Word for word, retype every entry in the listing.

=-=-=

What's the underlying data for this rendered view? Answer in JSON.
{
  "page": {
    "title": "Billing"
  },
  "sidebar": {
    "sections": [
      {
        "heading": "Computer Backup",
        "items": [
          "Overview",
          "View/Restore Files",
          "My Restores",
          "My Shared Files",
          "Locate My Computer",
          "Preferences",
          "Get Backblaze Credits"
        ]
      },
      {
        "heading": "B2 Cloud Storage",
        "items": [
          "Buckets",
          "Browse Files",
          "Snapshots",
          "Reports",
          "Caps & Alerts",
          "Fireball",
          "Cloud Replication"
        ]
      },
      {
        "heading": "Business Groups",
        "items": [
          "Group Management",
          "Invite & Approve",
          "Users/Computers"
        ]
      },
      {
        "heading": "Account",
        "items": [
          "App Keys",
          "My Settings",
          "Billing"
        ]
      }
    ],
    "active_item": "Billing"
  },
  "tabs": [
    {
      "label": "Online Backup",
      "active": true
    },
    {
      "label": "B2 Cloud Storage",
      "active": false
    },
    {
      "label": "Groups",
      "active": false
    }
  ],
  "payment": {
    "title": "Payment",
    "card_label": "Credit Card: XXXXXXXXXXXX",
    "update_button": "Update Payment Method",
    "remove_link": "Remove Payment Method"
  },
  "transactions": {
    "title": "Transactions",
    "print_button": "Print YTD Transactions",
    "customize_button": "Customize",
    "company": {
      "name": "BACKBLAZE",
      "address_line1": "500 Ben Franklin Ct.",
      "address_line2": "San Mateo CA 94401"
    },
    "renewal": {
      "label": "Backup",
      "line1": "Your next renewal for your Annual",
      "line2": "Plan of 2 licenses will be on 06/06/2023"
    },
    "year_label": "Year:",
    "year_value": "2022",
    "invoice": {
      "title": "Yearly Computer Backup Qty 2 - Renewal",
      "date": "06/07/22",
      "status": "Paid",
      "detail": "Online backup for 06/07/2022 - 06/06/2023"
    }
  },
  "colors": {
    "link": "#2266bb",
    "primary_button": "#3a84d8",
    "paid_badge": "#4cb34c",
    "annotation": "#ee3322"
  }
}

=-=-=

## Output
What's the underlying data for this rendered view? Answer in JSON.
{
  "page": {
    "title": "Billing"
  },
  "sidebar": {
    "sections": [
      {
        "heading": "Computer Backup",
        "items": [
          "Overview",
          "View/Restore Files",
          "My Restores",
          "My Shared Files",
          "Locate My Computer",
          "Preferences",
          "Get Backblaze Credits"
        ]
      },
      {
        "heading": "B2 Cloud Storage",
        "items": [
          "Buckets",
          "Browse Files",
          "Snapshots",
          "Reports",
          "Caps & Alerts",
          "Fireball",
          "Cloud Replication"
        ]
      },
      {
        "heading": "Business Groups",
        "items": [
          "Group Management",
          "Invite & Approve",
          "Users/Computers"
        ]
      },
      {
        "heading": "Account",
        "items": [
          "App Keys",
          "My Settings",
          "Billing"
        ]
      }
    ],
    "active_item": "Billing"
  },
  "tabs": [
    {
      "label": "Online Backup",
      "active": true
    },
    {
      "label": "B2 Cloud Storage",
      "active": false
    },
    {
      "label": "Groups",
      "active": false
    }
  ],
  "payment": {
    "title": "Payment",
    "card_label": "Credit Card: XXXXXXXXXXXX",
    "update_button": "Update Payment Method",
    "remove_link": "Remove Payment Method"
  },
  "transactions": {
    "title": "Transactions",
    "print_button": "Print YTD Transactions",
    "customize_button": "Customize",
    "company": {
      "name": "BACKBLAZE",
      "address_line1": "500 Ben Franklin Ct.",
      "address_line2": "San Mateo CA 94401"
    },
    "renewal": {
      "label": "Backup",
      "line1": "Your next renewal for your Annual",
      "line2": "Plan of 2 licenses will be on 06/06/2023"
    },
    "year_label": "Year:",
    "year_value": "2022",
    "invoice": {
      "title": "Yearly Computer Backup Qty 2 - Renewal",
      "date": "06/07/22",
      "status": "Paid",
      "detail": "Online backup for 06/07/2022 - 06/06/2023"
    }
  },
  "colors": {
    "link": "#2266bb",
    "primary_button": "#3a84d8",
    "paid_badge": "#4cb34c",
    "annotation": "#ee3322"
  }
}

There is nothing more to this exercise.